In Aggregate-oriented databases, we can identify three sub-types:

  • Document-based NoSQL databases (e.g. MongoDB, CouchDB);
  • Key/Value NoSQL databases (e.g. Redis);
  • Column family NoSQL databases (e.g. Cassandra).
Whatever document/key/column oriented they are, they all use some kind of document storage.
It may be schema-less, blob-stored, column-driven, but it is always some set of values bound together to be persisted.
This set of values define a particular state of one entity, in a given model.
Which we may call Aggregate.

Continue reading...

2014, Saturday January 4

Domain-Driven Design: part 4

One year ago, we already made a quick presentation of Domain-Driven Design, in the context of our mORMot framework.
After one year of real-world application of those patterns, it is now time to give more light to DDD.

Let's continue with part 4, which will define Domain-Driven Design as could be implemented with our Synopse mORMot framework

Continue reading...

Domain-Driven Design: part 3

One year ago, we already made a quick presentation of Domain-Driven Design, in the context of our mORMot framework.
After one year of real-world application of those patterns, it is now time to give more light to DDD.

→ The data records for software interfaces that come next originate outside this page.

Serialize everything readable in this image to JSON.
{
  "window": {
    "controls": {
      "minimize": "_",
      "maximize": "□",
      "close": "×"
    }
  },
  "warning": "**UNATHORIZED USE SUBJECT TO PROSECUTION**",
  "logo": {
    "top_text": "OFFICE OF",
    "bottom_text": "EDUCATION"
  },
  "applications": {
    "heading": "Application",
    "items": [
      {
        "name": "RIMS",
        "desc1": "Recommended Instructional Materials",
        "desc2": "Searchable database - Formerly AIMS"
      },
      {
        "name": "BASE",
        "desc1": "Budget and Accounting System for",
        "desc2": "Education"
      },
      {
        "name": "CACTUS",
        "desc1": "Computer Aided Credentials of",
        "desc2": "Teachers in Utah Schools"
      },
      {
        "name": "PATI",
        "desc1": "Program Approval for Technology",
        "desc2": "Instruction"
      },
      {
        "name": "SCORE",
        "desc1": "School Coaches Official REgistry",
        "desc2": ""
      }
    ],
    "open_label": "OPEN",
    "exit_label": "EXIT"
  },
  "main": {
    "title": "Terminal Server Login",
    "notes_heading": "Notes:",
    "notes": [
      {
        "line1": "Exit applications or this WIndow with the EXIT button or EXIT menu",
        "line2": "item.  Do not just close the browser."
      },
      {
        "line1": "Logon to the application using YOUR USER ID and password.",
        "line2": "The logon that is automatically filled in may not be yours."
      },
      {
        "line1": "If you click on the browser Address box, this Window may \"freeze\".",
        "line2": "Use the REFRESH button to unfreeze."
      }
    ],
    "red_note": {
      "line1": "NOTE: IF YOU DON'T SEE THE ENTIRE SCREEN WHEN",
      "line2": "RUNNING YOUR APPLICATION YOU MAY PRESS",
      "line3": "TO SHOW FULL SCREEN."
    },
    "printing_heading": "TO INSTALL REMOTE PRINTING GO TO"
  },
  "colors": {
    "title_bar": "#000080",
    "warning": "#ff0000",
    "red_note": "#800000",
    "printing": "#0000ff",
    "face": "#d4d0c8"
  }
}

Let's continue with part 3, which will define Domain-Driven Design patterns and principles - this will be the main article of the whole serie!

Continue reading...

Domain-Driven Design: part 2

One year ago, we already made a quick presentation of Domain-Driven Design, in the context of our mORMot framework.
After one year of real-world application of those patterns, it is now time to give more light to DDD.

Let's continue with part 2, which will define Domain-Driven Design high-level model principles.

Continue reading...